Multiculturalism occurs naturally when a society is willing to accept the culture of immigrants (with, ideally, immigrants also willing to accept the culture of the land to which they have come.) A distinction should be drawn between multiculturalism that occurs simply due to the absense of a single enforced culture, and multiculturalism which is endorsed and actively encouraged by the government; this is often referred to as state multiculturalism.

Kenan Malik states that “The experience of living in a society transformed by mass immigration, a society that is less insular, more vibrant and more cosmopolitan, is positive” but contrasts this with the political process of multiculturalism, which “describes a set of policies, the aim of which is to manage diversity by putting people into ethnic boxes, defining individual needs and rights by virtue of the boxes into which people are put, and using those boxes to shape public policy.”[1]

That has nothing to do with “proletarian revolution” either, of course.

BrainGlutton    07-12-2012 07:57 PM

Quote   Originally Posted by Chuck11 (Post 15266364)

The concept is developed in this book. Refer also here.

:rolleyes: That VDARE piece by Paul Gottfried actually refers to the Southern Poverty Law Center as a “leftist vigilante group.” ‘Nuff said, and less said the better.

tomndebb  07-12-2012 08:49 PM

Quote  Originally Posted by Chuck11 (Post 15266364)

The concept is developed in this book. Refer also here.

So, basically, it is nothing more than a defunct academic exercise, the name of which is still waved about by crusaders from the Far Right to try to poison the well of any discussion in which they have too few facts, so they must wave the “Marx” boogeyman around, (even though he had nothing to do with it), to taint the discussion.
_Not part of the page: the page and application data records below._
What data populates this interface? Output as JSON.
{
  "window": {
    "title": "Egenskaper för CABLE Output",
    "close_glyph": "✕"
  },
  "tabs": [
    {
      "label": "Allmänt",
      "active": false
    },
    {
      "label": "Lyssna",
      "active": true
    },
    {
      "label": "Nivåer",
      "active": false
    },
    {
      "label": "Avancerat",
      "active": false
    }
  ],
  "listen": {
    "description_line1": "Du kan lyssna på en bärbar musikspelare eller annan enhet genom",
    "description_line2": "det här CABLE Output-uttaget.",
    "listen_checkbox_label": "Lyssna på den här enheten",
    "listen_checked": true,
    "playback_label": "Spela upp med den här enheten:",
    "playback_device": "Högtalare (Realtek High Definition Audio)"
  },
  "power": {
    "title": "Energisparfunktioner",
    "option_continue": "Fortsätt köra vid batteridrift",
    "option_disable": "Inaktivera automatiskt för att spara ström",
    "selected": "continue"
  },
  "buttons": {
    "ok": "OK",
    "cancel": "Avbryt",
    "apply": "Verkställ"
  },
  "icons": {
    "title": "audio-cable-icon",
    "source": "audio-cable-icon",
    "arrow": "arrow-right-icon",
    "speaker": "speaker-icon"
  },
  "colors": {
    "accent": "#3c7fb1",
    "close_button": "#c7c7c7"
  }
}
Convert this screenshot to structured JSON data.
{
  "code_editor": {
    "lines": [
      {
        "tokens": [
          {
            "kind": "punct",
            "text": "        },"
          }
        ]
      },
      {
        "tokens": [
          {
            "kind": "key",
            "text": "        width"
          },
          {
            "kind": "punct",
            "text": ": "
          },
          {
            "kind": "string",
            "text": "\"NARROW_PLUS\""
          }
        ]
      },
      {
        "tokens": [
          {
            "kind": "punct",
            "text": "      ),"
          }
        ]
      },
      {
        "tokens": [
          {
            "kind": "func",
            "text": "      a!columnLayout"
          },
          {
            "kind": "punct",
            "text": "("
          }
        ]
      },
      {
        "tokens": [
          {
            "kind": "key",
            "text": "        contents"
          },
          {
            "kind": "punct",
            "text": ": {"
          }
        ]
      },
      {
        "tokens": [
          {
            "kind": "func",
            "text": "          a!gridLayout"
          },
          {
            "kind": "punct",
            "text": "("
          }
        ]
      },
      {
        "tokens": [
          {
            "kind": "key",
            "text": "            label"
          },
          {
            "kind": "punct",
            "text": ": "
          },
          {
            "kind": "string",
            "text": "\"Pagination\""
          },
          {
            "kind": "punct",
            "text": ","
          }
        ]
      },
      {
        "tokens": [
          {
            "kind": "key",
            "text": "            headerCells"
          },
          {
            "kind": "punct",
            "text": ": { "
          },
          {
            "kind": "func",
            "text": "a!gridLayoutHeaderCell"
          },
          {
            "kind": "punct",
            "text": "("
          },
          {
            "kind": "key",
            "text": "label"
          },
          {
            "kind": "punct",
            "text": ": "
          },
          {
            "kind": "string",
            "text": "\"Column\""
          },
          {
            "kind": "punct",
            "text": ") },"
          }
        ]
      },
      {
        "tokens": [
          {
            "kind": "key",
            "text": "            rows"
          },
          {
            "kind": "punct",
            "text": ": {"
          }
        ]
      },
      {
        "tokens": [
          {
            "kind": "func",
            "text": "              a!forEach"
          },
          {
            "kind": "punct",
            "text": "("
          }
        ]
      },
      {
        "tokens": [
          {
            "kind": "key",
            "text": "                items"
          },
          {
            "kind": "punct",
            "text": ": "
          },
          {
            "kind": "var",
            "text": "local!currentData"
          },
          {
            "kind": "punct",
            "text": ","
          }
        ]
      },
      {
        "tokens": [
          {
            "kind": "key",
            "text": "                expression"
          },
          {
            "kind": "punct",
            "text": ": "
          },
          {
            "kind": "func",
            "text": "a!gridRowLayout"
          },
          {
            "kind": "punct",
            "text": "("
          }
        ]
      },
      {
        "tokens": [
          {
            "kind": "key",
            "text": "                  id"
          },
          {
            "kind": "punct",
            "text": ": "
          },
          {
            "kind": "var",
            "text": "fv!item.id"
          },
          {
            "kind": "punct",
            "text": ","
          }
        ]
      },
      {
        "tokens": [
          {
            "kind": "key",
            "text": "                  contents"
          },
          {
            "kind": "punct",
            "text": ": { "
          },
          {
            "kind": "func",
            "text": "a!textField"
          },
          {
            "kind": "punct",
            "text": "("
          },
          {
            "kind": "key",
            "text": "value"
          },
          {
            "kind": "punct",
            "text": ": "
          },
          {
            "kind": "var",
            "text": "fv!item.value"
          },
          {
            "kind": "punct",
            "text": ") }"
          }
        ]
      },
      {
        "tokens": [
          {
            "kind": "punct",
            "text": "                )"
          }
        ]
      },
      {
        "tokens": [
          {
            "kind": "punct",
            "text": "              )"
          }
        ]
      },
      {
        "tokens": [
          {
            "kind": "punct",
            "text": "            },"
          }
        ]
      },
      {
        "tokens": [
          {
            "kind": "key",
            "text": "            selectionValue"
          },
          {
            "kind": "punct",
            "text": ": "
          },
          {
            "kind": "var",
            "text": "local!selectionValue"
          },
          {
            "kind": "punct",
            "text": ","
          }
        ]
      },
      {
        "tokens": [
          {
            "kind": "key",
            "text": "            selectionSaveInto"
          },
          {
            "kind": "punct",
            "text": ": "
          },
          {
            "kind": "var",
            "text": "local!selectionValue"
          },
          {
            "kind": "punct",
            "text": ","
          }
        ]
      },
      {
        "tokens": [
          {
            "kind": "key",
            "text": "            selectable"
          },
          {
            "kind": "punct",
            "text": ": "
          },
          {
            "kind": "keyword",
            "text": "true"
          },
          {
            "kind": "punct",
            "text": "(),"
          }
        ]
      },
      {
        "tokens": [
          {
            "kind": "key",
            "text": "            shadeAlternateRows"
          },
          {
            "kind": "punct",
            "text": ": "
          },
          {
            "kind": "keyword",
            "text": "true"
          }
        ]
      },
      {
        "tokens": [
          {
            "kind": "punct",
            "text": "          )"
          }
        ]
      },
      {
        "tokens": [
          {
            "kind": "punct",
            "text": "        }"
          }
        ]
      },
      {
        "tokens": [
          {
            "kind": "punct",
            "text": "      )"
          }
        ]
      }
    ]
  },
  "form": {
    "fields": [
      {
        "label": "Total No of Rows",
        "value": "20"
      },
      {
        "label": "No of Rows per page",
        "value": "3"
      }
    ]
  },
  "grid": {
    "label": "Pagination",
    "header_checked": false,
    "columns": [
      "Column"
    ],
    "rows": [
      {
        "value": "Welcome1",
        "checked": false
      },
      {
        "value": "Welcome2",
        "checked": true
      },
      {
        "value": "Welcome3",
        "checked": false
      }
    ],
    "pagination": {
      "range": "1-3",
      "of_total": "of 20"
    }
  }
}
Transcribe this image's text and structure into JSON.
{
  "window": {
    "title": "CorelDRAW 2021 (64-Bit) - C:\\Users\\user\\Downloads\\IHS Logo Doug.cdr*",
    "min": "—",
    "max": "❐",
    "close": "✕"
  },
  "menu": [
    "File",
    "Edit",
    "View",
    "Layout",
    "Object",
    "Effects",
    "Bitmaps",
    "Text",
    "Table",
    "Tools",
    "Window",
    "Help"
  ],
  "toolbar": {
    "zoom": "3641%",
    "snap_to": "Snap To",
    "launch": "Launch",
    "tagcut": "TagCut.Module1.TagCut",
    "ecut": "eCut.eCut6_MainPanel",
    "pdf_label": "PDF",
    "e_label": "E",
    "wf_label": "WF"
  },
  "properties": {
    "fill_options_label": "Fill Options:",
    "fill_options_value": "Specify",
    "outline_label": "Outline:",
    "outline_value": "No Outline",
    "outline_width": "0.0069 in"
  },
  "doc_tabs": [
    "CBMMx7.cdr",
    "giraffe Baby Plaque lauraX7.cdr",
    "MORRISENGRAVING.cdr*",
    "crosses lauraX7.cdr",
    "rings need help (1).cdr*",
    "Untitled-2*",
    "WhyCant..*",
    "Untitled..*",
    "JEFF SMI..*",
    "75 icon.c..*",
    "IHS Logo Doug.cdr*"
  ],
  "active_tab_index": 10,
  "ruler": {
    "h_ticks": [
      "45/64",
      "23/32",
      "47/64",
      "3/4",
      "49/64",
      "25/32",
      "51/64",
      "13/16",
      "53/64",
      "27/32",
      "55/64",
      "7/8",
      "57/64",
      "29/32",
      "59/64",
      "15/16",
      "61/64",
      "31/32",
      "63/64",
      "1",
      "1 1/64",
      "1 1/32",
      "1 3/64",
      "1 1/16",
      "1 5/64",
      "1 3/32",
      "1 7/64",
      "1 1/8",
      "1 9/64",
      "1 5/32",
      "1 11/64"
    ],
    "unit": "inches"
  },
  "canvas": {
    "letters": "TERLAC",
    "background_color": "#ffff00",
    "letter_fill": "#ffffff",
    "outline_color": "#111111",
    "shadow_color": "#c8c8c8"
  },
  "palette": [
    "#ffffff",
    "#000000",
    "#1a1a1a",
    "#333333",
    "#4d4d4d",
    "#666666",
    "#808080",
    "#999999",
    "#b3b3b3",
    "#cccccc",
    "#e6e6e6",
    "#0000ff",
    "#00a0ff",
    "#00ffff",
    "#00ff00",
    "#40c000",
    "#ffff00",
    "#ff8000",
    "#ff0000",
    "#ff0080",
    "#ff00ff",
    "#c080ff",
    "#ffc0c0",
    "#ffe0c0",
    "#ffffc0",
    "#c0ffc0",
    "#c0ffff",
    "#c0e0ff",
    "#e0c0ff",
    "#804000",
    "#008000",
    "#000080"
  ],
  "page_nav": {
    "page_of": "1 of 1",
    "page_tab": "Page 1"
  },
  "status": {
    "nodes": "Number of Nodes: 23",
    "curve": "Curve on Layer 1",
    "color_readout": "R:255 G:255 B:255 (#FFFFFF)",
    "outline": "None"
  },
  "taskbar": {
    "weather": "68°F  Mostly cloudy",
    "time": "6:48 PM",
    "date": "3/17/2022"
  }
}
Basically, “cultural Marxism” is simply a bad mindset that libels the person for whom it is named by misapplying some eponymous ideas in totally inappropriate contexts, much like “social Darwinism.” And, as noted, the former is now not even pursued much in academia, remaining in the language only as an insult by people who need a handy code word for “bad” that does not get them branded as rude for using the words they would prefer to use.